Bullying is an unwanted, aggressive behavior among school aged children that involves a real or perceived power imbalance. The behavior is repeated, or has the potential to be repeated, over time. Bullying includes actions such as making threats, spreading rumors, attacking someone physically or verbally, and excluding someone from a group on purpose.
What to Do If you’re bullied.
There are things you can do if you are being bullied:
– Look at the kid bullying you and tell him or her to stop in a calm, clear voice. You can also try to laugh it off.
This works best if joking is easy for you. It could catch the kid bullying you off guard.
– If speaking up seems too hard or not safe, walk away and stay away. Don’t fight back. Find an adult to stop the bullying on the spot.
There are things you can do to stay safe in the future, too.
– Don’t keep your feelings inside. Telling someone can help you feel less alone.
They can help you make a plan to stop the bullying.
– Stay away from places where bullying happens.
– Stay near adults and other kids. Most bullying happens when adults aren’t around.
– Remember, report bullying of yourself or other students to your teacher, coach, principal and/or parent.
Stand Up for Others.
When you see bullying, there are safe things you can do to make it stop.
– Talk to a parent, teacher, or another adult you trust. Adults need to know when bad things happen so they can help.
– Be kind to the kid being bullied. Show them that you care by trying to include them.

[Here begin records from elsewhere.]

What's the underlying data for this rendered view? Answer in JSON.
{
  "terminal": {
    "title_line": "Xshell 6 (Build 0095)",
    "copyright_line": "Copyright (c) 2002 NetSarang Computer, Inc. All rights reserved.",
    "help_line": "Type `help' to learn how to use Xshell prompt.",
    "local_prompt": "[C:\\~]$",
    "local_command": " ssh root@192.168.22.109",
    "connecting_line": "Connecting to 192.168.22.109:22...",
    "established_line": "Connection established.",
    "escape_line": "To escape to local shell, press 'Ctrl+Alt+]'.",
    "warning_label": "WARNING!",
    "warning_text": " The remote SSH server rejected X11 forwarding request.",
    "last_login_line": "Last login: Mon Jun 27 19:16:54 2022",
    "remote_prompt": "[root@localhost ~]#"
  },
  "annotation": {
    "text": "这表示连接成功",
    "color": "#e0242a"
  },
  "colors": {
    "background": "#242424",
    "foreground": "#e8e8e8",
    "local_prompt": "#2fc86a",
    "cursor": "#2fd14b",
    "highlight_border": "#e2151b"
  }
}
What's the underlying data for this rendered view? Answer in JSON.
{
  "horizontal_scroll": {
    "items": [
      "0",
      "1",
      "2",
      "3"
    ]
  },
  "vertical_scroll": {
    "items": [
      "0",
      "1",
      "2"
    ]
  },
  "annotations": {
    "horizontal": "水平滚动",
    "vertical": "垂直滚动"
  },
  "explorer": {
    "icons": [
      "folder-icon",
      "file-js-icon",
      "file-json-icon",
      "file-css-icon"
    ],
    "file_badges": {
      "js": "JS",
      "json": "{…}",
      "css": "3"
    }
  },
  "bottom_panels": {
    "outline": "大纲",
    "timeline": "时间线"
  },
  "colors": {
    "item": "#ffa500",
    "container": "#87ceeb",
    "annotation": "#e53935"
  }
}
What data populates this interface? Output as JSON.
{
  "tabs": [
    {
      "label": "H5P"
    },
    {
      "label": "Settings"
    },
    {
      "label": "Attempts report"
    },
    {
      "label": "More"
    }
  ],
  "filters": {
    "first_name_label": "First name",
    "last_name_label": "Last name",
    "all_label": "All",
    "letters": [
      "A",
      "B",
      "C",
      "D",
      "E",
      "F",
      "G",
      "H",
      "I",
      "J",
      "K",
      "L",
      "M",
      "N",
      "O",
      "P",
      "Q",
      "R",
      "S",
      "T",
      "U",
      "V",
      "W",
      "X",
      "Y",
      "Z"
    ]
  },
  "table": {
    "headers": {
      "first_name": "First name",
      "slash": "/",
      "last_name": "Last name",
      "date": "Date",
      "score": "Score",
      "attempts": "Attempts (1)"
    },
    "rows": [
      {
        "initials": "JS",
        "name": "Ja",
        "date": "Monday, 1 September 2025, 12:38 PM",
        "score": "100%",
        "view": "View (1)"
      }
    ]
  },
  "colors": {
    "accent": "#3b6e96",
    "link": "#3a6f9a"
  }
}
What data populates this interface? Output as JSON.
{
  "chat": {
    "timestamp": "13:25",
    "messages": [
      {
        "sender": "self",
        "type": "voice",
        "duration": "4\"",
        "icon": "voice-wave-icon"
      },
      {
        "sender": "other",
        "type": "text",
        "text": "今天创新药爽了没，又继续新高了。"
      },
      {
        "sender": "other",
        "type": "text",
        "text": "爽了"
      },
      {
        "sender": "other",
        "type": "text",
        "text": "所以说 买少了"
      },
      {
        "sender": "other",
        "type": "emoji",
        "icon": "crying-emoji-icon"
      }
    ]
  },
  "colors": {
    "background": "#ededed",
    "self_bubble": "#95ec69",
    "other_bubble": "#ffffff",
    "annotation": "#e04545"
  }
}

Sit with them at lunch or on the bus, talk to them at school, or invite them to do something. Just hanging out with them will help them know they aren’t alone.
Not saying anything could make it worse for everyone. The kid who is bullying will think it is ok to keep treating others that way.
Possible warning signs that a child is being bullied include:
– Comes home with torn, damaged, or missing pieces of clothing, books, or other belongings
Has unexplained cuts, bruises, and scratches
Has few, if any friends, with whom he or she spends time
Seems afraid of going to school, walking to and from school, riding the school bus, or taking part in organized activities with peers (such as clubs)
Takes a long, “illogical” route when walking to or from school
Has lost interest in school work or suddenly begins to do poorly in school
Appears sad, moody, teary, or depressed when he or she comes home
Complains frequently of headaches, stomachaches, or other physical ailments
Has trouble sleeping or has frequent bad dreams
Experiences a loss of appetite
Appears anxious and suffers from low self-esteem
School and Teachers Responsibilities: – Teachers in our school take all forms of bullying seriously and intervene to prevent incidents from taking place. They keep their own records of all incidents that happen in their class and that they are aware of in the school.
– If teachers witness an act of bullying, they do all they can to support the child who is being bullied. If a child is being bullied over a period of time, then, after consultation with the Principal, the teacher informs the child’s parents.
– They also refer the case to the school counselor.
– We spend time talking to the child who has bullied: we explain why the action of the child was wrong and we endeavour to help the child change their behaviour in future. If a child is repeatedly involved in bullying other children, we inform the Principal and the counselor. We then invite the child’s parents into the school to discuss the situation.
– Teachers attempt to support all children in their class and to establish a climate of trust and respect for all. By praising, rewarding and celebrating the success of all children, we aim to prevent incidents of bullying.
Parents can play a central role in preventing bullying and stopping it when it happens.
Here are a few things you can do.
Teach kids to solve problems without using violence and praise them when they do.
Give children positive feedback when they behave well to help their build self-esteem. Help give them the self-confidence to stand up for what they believe in.
Ask your children about their day and listen to them talk about school, social events, their classmates, and any problems they have.
Take bullying seriously. Many kids are embarrassed to say they have been bullied. You may only have one chance to step in and help.
If you see any bullying, stop it right away, even if your child is the one doing the bullying.
Encourage your child to help others who need it.
Don’t bully your children or bully others in front of them. Many times kids who are bullied at home react by bullying other kids. If your children see you hit, ridicule, or gossip about someone else, they are also more likely to do so themselves.
Support bully prevention programs in your child’s school. If your school doesn’t have one, consider starting one with other parents, teachers, and concerned adults.